Food insecurity (persistent hunger) is widespread among HIV-positive people in sub-Saharan Africa, and food insecurity increases both the risk of HIV infection and disease progression, according to Care International, a non-governmental organization that works on poverty reduction.
Care International highlighted the links between food insecurity, poverty and HIV today at the conference, calling for governments to implement recent international declarations on the need to integrate food security programmes into HIV efforts.
However, the impact of food supplementation in food insecure populations on the clinical outcome of, and adherence to ART, is not known. Researchers from the Center for Infectious Disease Research in Lusaka, Zambia set out to investigate its effects in a home-based adherence program based in eight government clinics in Lusaka, Zambia.

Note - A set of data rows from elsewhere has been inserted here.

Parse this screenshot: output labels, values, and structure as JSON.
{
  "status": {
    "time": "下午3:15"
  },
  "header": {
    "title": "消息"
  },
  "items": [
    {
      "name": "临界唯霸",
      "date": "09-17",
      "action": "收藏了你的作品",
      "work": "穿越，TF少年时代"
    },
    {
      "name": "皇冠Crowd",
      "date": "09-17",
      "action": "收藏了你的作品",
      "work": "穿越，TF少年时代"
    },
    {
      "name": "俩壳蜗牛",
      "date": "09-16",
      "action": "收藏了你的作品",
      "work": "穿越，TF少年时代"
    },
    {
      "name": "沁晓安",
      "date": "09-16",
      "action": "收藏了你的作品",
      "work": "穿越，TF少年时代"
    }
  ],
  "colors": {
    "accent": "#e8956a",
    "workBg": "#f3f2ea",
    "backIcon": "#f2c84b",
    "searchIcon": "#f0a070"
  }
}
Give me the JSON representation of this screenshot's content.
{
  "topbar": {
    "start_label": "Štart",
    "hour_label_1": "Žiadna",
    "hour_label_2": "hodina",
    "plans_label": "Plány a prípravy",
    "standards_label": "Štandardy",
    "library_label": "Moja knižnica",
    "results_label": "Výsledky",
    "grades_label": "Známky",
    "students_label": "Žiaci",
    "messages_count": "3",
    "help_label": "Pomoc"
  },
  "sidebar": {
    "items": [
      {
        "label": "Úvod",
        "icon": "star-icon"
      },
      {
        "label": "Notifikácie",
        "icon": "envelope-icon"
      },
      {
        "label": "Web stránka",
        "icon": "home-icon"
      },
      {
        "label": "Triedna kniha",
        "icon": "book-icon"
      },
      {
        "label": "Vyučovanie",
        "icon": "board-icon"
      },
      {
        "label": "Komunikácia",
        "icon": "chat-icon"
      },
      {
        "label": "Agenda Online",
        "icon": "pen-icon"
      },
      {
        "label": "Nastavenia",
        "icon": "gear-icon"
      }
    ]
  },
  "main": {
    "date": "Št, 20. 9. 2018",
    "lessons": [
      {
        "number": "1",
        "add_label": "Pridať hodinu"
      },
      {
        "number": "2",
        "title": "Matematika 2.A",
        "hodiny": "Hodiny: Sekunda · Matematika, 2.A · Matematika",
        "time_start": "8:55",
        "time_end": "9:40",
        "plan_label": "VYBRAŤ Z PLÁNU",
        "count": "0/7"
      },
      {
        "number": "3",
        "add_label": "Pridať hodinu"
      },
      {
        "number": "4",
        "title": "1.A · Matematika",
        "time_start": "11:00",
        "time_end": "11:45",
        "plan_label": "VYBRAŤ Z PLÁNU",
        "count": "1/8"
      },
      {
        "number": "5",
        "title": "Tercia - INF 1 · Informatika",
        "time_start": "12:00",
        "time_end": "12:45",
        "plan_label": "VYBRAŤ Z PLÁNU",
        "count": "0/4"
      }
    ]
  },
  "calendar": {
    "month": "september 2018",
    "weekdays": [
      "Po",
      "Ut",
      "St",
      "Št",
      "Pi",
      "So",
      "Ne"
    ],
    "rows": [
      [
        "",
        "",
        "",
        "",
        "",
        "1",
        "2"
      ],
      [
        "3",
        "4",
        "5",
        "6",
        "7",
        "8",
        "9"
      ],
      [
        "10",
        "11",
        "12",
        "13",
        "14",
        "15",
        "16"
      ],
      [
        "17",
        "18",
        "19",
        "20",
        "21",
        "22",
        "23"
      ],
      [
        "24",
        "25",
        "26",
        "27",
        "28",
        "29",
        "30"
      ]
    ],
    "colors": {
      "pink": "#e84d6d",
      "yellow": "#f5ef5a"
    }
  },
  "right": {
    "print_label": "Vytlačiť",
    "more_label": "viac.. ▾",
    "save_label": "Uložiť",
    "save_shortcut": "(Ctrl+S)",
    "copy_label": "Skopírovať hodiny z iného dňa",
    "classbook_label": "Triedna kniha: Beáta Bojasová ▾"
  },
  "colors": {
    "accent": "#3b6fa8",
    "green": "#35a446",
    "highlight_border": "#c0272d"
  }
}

The investigators randomly assigned four clinics to provide a monthly ration of corn-soya blend fortified with micronutrients in a food-insecure population starting ART (375 food recipients); the remaining four clinics did not provide supplementation and served as controls (161 non-food recipients). Changes in weight and CD4 counts were measured at six months and twelve months. Adherence was measured as the timeliness of pharmacy visits.
Patients were defined as food insecure if they had a monthly income of less than $40 a month as the primary earner in the household and/or if they had purchased less than 5kg of maize meal in the previous month, or if they were skipping meals every other day on average.
The participants in the food supplementation arm were provided with a corn/soya blend ration of 200g a day for themselves, and if they were the primary earner, a similar amount for up to six household members. They also received 20ml of oil per day, and the household received a ration of beans and maize. Seventy-six per cent of participants received rations both for themselves and for their household. Fifty-eight per cent of participants were women.
At the beginning of the study (baseline), food recipients and non-food recipients were comparable in age, BMI, CD4 count, WHO stage, hemoglobin, and gender distribution.
For food recipients, the median number of rations received was nine and the median time between starting ART and first ration was 64 days.
There was a significant difference in weight gain (kilograms) at six ( +5.4 vs + 3.9 kg; p = 0.05) and twelve months (+6.6 vs +3.8; p = 0.003) between food recipients and non-food recipients. Food recipients also had a significantly lower mean number of days late for pharmacy visits per month than non-food recipients (+ 2.4 vs +3.3; p = 0.009).
However food recipients did not have a significantly greater increase in CD4 counts at 12 months than non-food recipients (+ 185 vs +132; p = 0.17).
In this pilot study, a monthly household food ration for food insecure patients commencing ART improved adherence by 40 % and resulted in weight gain, but the investigators say that additional studies are needed to validate the usefulness of food supplementation as a complement to ART in food insecure patients.
Megazzini K et al. A pilot randomized trial of nutritional supplementation in food insecure patients receiving antiretroviral therapy in Zambia. Sixteenth International AIDS Conference in Toronto, Canada, abstract MoAb0401, 2006.